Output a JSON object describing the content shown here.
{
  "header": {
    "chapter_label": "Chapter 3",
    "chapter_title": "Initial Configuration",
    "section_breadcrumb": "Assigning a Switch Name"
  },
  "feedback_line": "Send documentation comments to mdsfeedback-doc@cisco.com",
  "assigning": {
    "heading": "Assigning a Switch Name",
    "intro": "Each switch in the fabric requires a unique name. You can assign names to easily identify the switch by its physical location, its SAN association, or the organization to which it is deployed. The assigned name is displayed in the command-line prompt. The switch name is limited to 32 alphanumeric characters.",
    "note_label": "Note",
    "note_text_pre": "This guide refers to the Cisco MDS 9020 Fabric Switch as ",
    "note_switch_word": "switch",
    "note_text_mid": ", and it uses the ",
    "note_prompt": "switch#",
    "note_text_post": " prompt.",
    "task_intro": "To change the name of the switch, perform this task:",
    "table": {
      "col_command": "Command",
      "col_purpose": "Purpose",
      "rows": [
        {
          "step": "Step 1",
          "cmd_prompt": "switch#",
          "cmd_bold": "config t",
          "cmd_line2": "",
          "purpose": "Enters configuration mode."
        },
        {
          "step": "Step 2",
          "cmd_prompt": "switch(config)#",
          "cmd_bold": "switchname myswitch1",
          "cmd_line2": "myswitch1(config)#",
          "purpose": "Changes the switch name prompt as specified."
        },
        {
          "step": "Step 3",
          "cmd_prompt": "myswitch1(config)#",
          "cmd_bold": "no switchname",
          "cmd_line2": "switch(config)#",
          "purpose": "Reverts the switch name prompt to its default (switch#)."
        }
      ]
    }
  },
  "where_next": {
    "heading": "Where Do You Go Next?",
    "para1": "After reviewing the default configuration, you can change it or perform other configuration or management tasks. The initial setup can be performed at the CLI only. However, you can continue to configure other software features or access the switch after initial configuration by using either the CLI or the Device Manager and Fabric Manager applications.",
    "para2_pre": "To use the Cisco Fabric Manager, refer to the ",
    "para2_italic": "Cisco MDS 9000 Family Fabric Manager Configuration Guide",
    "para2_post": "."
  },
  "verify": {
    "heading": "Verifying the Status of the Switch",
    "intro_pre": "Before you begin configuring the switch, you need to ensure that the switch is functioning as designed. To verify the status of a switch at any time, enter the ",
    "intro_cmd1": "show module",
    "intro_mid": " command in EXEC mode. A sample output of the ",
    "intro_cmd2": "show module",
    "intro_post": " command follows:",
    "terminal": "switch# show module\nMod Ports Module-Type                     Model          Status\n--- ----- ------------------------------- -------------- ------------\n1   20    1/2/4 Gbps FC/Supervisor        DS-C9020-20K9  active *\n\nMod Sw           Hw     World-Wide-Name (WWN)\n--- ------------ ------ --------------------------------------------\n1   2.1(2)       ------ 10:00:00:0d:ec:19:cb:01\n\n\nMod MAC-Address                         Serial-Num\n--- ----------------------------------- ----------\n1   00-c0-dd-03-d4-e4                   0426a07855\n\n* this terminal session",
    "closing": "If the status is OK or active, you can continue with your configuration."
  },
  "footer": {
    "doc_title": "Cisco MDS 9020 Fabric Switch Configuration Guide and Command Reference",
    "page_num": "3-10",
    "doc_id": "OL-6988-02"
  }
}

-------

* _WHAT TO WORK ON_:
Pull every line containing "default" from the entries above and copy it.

* _RESPONSE AREA_:
          "purpose": "Reverts the switch name prompt to its default (switch#)."
    "para1": "After reviewing the default configuration, you can change it or perform other configuration or management tasks. The initial setup can be performed at the CLI only. However, you can continue to configure other software features or access the switch after initial configuration by using either the CLI or the Device Manager and Fabric Manager applications.",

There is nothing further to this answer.